Ch. 14_Mutation

Ch. 14_Mutation - Chapter 14 Mutation and DNA Repair Any...

Info iconThis preview shows pages 1–2. Sign up to view the full content.

View Full Document Right Arrow Icon
Chapter 14 : Mutation and DNA Repair Any change in the DNA sequence of an organism is called a mutation whether a phenotypic change is caused or not. Mutations can be classified in several ways ( Table 14.1 ). a. Spontaneous versus induced mutations. Mutations that occur in the absence of an experimentally applied mutagenic treatment are called spontaneous mutations (even if they are due to naturally occurring known mutagens). In contrast, mutations created by the experimental application of a mutagen are called induced mutations. b. Somatic versus germ-line mutations . Mutations in germ-line cells (eggs/sperms) may be passed on to the next generation. In contrast, mutations in all other cells of a complex organism, like humans, only affect that organism and are not transmitted to the progeny. Such somatic cell mutations may lead to severe disease/death. Cancers are one class of disease caused by somatic mutations. c. Conditional mutations . These genetic changes cause a detectable phenotypic change under one condition (the restrictive condition) but not under another condition (the permissive condition ). A widely used class of conditional mutations is “ heat/cold –sensitive mutations. Cells are able to grow at one temperature but not at another. d. Classification by function - (i) Loss of function mutants . Most mutations are deleterious and often result in a complete loss of function (also called “ null ” or “ knockout ” mutations). These are recessive to the wild type. (ii) Gain of function mutants . The mutant provides a new function, such as a new enzyme activity or production of an enzyme in a tissue or at a developmental stage where normally no activity is present. Gain of function mutants are dominant over the wild type allele. Expression of a wild type gene in an abnormal tissue location is also called ectopic expression” ( Fig. 14.2 ). (iii) Hypo - or hypermorphic mutations - Unlike null mutants, these result in either a reduction or an increase in function of a gene. (iv) Classification based on the nature of the amino acid change in a protein . Due to the degeneracy of the genetic code, a base change sometimes does not change the protein (UUU-> UUC mutation would still result in the amino acid Phe at this position in the protein). Such a mutation is called a silent mutation. Change of one amino acid to another is called a missense mutation ( Figs. 14.3, 14.4 ). Those missense mutations that change one amino acid to a similar amino acid (Leucine to isoleucine or valine, glutamine amino acid codon by a chain termination codon is called a nonsense mutation ( Fig. 14.4 ) (v) Classification based on the type of nucleotide change - Replacement of one nucleotide by a different nucleotide is called a “ base-substitution ” mutation. Replacement of a purine by a purine or a pyrimidine by a pyrimidine is called a transition mutation. Replacement of a purine by a pyrimidine or its reverse is called a
Background image of page 1

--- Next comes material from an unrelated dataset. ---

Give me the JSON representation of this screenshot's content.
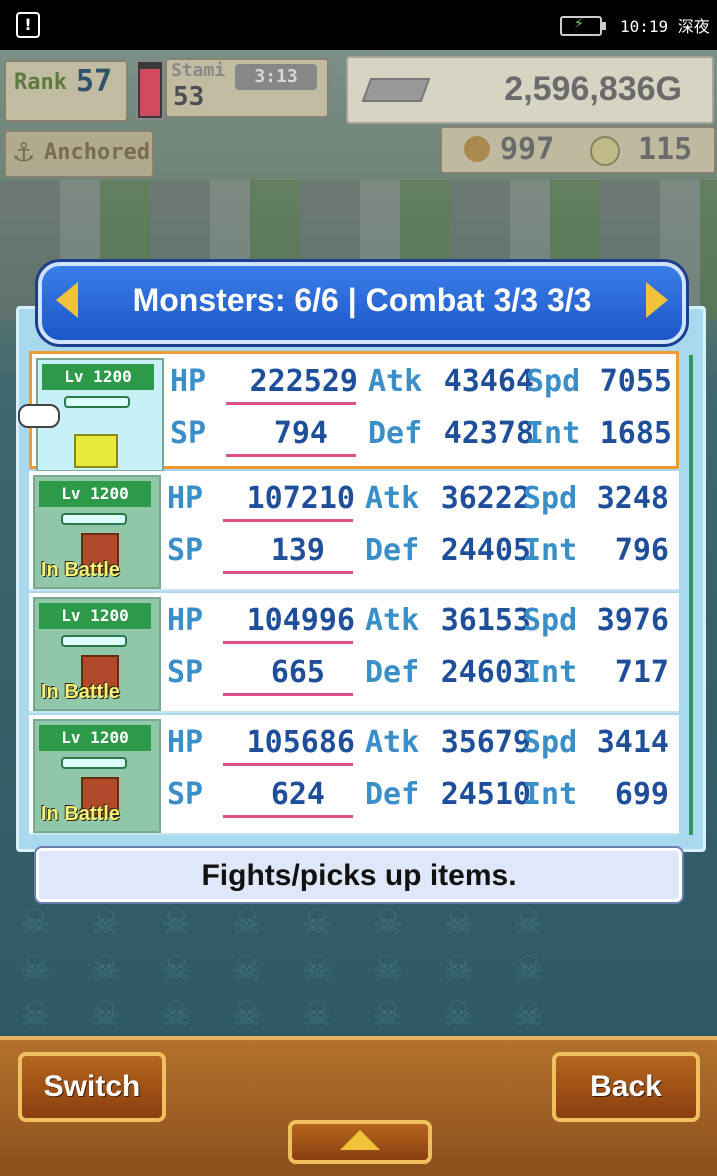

Info iconThis preview has intentionally blurred sections. Sign up to view the full version.

View Full DocumentRight Arrow Icon
Image of page 2
This is the end of the preview. Sign up to access the rest of the document.

This note was uploaded on 09/29/2011 for the course GENETICS 380 taught by Professor Glodowski during the Spring '08 term at Rutgers.

Page1 / 8

Ch. 14_Mutation - Chapter 14 Mutation and DNA Repair Any...

This preview shows document pages 1 - 2. Sign up to view the full document.

View Full Document Right Arrow Icon
Ask a homework question - tutors are online